The stock, which fell below $2 after the company filed for bankruptcy, gained 430 percent during the year as investors began to see improved sales and progress in the reorganization plan. But its Dec. 31 close of $13.61 was well below the more than $20 per share that the company fetched in 1999 before its legal problems began to heat up.
"As an operating company, they're doing very well," Euston said. "They're making the right moves."
Measuring pay for performance is further complicated with respect to Maryland's growing biotechnology industry.
Such companies often pay hefty salaries to attract CEOs, despite expectations that the companies may post skimpy profits, if any, while they endure the potentially decade-long process of getting new drugs or therapies on the market.
David M. Mott, chief executive of MedImmune Inc., was Maryland's fourth-highest-paid executive despite the company's loss of $3.8 million last year. The CEO of the Gaithersburg-based maker of FluMist nasal spray received $15 million in total compensation for the year.
That was a decline of 18.8 percent, but his package included a 67 percent increase in his yearly bonus, to $1 million, and a 30.2 percent increase in total cash compensation, to about $1.9 million from about $1.5 million in the previous year.
MedImmune spokeswoman Jamie Lacey noted that the company's sales of $1.1 billion for the year were a record for the company, which was formed in 1988.
Mott was also credited with helping to move several of the company's new drugs through the regulatory process and meeting benchmarks tied to research and other long-term goals.

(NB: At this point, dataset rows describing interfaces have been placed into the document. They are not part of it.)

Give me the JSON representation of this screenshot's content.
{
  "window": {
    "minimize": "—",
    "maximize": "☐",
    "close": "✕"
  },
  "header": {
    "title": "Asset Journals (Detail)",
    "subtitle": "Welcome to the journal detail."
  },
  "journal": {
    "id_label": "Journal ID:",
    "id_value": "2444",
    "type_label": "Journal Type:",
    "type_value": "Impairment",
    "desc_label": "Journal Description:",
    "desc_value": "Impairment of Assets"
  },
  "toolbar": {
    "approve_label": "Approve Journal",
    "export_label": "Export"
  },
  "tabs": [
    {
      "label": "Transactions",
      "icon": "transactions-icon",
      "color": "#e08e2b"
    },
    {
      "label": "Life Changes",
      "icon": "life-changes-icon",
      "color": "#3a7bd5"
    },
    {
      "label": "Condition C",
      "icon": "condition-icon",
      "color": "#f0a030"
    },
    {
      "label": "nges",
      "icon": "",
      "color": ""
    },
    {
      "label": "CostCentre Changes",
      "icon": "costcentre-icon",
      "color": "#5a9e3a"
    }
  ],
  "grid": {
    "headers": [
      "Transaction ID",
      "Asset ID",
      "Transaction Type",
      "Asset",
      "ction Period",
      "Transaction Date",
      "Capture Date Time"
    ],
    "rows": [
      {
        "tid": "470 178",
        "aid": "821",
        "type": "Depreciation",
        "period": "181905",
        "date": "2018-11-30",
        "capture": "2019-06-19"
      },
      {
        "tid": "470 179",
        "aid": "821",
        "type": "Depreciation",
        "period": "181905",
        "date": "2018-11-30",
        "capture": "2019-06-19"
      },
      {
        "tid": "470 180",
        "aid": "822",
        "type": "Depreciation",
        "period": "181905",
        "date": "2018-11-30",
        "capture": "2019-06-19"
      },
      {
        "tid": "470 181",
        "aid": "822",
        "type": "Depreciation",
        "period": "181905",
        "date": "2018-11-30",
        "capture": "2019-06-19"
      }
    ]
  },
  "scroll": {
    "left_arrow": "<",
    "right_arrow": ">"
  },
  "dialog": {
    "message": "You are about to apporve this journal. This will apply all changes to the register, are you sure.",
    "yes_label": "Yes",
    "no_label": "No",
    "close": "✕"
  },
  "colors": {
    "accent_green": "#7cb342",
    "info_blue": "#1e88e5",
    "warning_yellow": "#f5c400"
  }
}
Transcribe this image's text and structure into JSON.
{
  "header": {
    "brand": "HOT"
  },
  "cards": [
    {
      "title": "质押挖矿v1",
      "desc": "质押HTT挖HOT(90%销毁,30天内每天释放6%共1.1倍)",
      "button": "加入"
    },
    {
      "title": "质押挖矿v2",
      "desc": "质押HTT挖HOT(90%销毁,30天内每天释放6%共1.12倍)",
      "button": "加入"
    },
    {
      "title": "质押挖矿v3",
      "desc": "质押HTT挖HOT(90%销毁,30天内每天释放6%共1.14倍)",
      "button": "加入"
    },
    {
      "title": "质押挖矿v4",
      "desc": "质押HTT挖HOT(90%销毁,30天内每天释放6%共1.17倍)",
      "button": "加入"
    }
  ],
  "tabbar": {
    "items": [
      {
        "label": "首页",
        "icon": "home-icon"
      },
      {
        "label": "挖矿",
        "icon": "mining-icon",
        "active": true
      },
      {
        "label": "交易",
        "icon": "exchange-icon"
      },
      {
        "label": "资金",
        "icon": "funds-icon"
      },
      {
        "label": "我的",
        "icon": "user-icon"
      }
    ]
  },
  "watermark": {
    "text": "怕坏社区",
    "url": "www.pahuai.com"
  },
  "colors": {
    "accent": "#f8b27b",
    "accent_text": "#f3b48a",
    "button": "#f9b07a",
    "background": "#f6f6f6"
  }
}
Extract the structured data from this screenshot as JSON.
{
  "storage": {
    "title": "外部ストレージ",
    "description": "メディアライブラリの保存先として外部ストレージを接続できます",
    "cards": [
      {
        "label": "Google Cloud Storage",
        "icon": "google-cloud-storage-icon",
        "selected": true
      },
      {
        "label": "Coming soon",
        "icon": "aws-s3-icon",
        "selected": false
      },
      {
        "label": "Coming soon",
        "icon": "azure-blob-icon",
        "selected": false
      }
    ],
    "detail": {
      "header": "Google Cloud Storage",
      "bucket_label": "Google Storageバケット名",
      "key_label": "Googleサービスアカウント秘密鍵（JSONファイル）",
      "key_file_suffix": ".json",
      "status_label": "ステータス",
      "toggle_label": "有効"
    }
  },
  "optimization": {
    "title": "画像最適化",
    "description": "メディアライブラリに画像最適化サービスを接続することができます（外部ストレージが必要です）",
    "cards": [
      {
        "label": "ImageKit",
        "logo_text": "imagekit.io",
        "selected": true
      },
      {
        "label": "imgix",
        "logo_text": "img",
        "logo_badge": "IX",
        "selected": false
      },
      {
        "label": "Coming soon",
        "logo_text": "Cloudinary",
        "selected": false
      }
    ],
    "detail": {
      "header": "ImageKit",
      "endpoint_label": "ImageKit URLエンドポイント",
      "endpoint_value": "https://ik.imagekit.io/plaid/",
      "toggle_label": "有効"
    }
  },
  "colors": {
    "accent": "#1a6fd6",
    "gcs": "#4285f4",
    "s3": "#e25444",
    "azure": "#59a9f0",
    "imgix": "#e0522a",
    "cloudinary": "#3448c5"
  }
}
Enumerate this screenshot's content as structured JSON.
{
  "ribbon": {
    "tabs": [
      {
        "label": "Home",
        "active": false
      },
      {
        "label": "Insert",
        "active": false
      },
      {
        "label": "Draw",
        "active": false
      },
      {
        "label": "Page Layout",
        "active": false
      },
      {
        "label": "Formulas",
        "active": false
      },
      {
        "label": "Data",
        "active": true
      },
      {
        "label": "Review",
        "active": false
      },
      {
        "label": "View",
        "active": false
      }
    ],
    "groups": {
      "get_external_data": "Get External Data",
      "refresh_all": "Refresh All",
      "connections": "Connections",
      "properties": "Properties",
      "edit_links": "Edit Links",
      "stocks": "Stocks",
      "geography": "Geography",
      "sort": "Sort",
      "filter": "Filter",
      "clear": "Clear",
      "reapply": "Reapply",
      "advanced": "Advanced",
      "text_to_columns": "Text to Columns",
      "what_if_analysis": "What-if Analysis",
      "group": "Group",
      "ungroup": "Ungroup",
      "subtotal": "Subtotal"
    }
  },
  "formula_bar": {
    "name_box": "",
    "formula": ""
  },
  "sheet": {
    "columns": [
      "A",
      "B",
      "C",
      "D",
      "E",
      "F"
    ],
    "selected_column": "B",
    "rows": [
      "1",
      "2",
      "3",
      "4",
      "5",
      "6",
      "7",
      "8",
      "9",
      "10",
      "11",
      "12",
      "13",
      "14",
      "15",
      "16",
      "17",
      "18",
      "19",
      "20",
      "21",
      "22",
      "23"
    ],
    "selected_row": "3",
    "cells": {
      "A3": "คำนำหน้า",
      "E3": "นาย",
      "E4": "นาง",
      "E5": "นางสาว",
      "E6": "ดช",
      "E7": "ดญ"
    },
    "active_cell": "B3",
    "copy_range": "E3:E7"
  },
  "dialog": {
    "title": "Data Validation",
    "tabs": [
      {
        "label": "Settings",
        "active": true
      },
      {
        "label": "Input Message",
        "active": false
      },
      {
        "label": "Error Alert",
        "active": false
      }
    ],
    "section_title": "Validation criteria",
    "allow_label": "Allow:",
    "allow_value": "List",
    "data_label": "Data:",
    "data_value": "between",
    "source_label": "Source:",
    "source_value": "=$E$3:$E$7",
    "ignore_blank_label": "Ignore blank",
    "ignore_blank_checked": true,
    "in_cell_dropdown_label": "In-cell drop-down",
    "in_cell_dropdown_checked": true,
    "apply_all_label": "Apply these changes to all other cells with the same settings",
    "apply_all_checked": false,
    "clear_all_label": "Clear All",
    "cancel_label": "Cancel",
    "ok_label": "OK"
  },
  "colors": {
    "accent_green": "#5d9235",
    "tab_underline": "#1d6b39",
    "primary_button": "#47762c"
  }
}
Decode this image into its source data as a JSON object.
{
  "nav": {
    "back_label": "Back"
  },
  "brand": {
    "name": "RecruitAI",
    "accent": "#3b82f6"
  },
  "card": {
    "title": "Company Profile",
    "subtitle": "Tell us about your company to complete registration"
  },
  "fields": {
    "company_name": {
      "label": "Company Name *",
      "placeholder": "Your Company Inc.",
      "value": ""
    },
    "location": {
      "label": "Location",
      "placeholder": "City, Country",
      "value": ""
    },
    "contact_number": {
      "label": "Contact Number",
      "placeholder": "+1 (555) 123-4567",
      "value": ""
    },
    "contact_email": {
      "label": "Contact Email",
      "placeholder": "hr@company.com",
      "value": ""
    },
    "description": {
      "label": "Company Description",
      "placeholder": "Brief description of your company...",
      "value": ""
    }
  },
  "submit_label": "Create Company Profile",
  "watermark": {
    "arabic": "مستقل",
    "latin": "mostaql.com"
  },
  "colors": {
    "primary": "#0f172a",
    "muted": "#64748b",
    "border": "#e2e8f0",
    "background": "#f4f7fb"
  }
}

"The bonus piece is a subjective valuation of the contribution of each executive officer toward the achievement of the company's business goals of that year," Lacey said.
Getting boards to take some of the subjectivity out of the awarding of bonuses is part of the challenge, shareholder advocates say. They argue that compensation committees should seek advice on pay from a source outside the company who can set strict benchmarks for the executives to meet.
Independence is key, they say, because boards often have too cozy a relationship with CEOs, who are frequently board chairmen.
"The groups that are concerned about compensation aren't coming from an anti-pay perspective," said Ted White, deputy director of the Council of Institutional Investors, which represents large pension funds. "The thing that concerns people is the pay-for-failure issue. It's that they tend to get paid almost no matter what."
Executive-compensation experts agree no one formula fits all. Even investor watchdog groups can't always agree on how best to tie pay to performance. But pay critics and compensation consultants acknowledge that boards are working harder to solve the problem.
"The U.S. executive pay model ... has definitely created a lot of rich executives, but it has also created a lot of rich shareholders and comfortable pensioners," said Ira Kay, who runs the executive-pay practice for Watson Wyatt Worldwide.
"There is a moral and greed issue here, but the fundamental question is does the model work, and I think you'd be hard-pressed to come up with an alternative," Kay said.Copyright © 2015, The Baltimore Sun